Planning for retirement looks a lot different today than it did for previous generations. Just a few decades ago, folks in their golden years relied on a three-pronged retirement strategy: Use their “guaranteed” pension income and Social Security benefits for living expenses, augmenting that income with earnings from investment portfolios.
Things are different now. Private-sector pensions have become a relic of the past, while funding issues are causing the Social Security Administration’s reserves to diminish. A 2022 report estimates that retirees could receive just 77% of their Social Security benefits by 2034 unless Congress takes action.

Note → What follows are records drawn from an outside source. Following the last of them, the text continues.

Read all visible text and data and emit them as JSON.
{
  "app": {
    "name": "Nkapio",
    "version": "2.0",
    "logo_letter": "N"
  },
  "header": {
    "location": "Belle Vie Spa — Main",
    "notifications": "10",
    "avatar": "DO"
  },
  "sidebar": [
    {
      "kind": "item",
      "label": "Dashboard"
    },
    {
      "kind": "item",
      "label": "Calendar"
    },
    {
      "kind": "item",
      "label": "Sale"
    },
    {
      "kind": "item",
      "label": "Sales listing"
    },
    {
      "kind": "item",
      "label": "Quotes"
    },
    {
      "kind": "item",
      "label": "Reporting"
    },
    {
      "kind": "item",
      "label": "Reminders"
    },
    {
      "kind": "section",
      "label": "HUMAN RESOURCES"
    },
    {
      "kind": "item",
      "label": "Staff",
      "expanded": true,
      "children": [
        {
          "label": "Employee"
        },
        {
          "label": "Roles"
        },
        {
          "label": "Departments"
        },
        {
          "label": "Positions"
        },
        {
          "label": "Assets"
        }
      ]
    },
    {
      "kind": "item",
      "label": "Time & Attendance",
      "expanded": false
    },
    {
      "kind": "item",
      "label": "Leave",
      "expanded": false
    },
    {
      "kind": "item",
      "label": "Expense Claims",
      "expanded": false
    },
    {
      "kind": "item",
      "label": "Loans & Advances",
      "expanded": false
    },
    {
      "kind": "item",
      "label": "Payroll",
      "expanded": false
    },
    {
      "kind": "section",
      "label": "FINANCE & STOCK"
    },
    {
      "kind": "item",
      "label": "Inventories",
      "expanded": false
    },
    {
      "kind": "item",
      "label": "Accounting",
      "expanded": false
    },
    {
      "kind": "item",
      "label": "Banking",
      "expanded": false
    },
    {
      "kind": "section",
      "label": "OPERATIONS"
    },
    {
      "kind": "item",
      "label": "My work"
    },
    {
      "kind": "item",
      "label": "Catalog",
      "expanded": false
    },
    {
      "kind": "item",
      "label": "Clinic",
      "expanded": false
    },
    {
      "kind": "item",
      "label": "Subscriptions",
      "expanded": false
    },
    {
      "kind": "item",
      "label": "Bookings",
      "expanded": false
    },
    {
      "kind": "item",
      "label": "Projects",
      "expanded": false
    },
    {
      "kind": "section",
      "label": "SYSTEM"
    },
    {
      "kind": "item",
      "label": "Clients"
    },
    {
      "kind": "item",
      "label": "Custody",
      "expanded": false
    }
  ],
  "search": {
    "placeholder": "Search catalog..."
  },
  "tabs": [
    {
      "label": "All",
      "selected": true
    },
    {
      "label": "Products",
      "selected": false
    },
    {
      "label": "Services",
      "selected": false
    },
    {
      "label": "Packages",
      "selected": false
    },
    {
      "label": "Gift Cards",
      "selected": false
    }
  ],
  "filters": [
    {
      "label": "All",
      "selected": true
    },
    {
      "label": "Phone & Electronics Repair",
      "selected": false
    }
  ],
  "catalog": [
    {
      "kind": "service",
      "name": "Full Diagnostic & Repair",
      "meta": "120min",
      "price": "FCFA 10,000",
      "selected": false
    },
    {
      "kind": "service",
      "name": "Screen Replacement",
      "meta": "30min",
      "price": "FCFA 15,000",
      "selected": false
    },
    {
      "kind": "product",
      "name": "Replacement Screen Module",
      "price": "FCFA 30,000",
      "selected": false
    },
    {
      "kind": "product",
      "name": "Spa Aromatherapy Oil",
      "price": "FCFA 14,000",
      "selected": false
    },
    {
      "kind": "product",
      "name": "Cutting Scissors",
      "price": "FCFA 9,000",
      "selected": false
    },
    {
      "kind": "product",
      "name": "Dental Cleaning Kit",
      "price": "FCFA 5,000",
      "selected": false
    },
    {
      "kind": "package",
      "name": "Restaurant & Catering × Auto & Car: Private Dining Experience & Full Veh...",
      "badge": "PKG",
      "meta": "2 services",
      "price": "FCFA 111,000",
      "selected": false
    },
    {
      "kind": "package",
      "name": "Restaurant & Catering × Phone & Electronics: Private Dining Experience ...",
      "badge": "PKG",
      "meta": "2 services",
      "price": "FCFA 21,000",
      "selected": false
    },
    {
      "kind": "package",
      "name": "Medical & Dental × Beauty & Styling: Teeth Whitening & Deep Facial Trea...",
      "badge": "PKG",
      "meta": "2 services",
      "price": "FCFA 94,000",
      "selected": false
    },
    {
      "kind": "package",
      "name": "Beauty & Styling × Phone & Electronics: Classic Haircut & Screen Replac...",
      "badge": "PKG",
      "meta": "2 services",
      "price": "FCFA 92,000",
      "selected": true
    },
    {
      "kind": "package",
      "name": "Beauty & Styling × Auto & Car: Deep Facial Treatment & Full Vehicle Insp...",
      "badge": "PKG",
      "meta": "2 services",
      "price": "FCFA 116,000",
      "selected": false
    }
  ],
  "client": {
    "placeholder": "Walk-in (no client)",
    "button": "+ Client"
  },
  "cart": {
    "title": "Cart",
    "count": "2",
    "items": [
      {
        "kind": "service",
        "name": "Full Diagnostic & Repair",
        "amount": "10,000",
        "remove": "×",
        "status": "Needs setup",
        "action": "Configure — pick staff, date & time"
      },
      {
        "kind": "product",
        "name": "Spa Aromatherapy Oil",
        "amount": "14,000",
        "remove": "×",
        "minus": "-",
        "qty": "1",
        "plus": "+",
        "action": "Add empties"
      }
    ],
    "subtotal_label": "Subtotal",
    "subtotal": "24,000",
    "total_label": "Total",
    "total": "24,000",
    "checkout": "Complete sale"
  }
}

With pensions and Social Security in peril, that leaves investment earnings as the key consideration for employees saving for retirement. Most employers offer financial wellness benefits like 401(k) accounts (94%) and Roth 401(k)s (68%) these days. These defined contribution plans place more responsibility in the hands of employees in terms of investment selection and contributions.
As a result, modern-day retirement planning heavily favors savvy investors and folks who have more disposable income. But what about employees who don’t know how to play the stock market — or simply don’t have the funds to do so?
Why Many Americans Aren’t Ready for Retirement
One-quarter of Americans currently have less than $10,000 in retirement savings, but it’s not because they don’t see the value in retirement planning.
Case in point: 82% of employees told the Society for Human Resource Management that they view retirement planning vehicles as an essential financial wellness benefit. More likely, employees aren’t maximizing their 401(k) accounts because they don’t have the budgets to do so. Various factors, including high out-of-pocket healthcare costs and inflation, are hurting employees’ financial well-being and impacting their ability to save for retirement. Per The Penny Hoarder, 17% of Americans are saving less money for retirement now than they were before COVID-19.
There’s also the issue of increased life expectancy. On average, Americans are living longer than the generations that preceded them. According to data from the Social Security Administration, about a third of 65-year-olds today will live into their 90s, and another 14% will celebrate their 95th trip around the sun. In comparison, a 65-year-old man in 1960 was anticipated to live to 78; a 65-year-old woman was expected to live to 82.
Now, consider how these two issues — depleted savings and an increased lifespan — merge to throw a wrench in retirement planning for most people.
People are enjoying retirement longer than they once did, so the rule of thumb for retirement savings and withdrawals must also change. Gone are the days when pulling out 4% of a fund’s principal every year would be a surefire way to make your money last for more than 30 years.
The heyday of pensions saw plenty of retirees move their investment capital into conservative funds — like those focused on bonds — as a way to lower their risk and retain funds. Today, however, Americans likely need to keep at least a portion of their capital in more aggressive growth funds to ensure inflation doesn’t obliterate their gains.
How Employers Can Help With Retirement Planning
One way companies can help their employees prepare for retirement is to offer a partial or full company match on 401(k) contributions. While they’re at it, it’s a good idea to invest in educational opportunities. That might include bringing in experts to host lunch-and-learns on different investment options, such as mutual funds. The stock market can be intimidating, so these sessions need to be judgment-free zones where people feel comfortable asking any questions they might have.
Finally, consider providing auxiliary financial support. Deductibles, copays, and other healthcare-related costs, for instance, can put a serious financial squeeze on employees. And as people age, their healthcare expenses will only grow.
In 2022, a retired couple aged 65 will need to save up roughly $315,000 to cover their medical expenses in retirement. Workers on qualifying health plans would be wise to invest funds into a Health Savings Account (HSA) today for the health expenses they will face decades in the future. But how can they afford to set aside money in an HSA while also contending with unexpected health expenses? With a Health Payment Account (HPA).
An HPA is a new type of benefit that enables employees to access and afford care. This account gives employees a direct line to healthcare funds when they need help — no questions asked.
Employees are eager to understand their retirement planning options so they can make the best decisions for themselves and their families. Employers are in a position to help — but they can only make an impact by investing resources into promoting financial wellness in the workplace.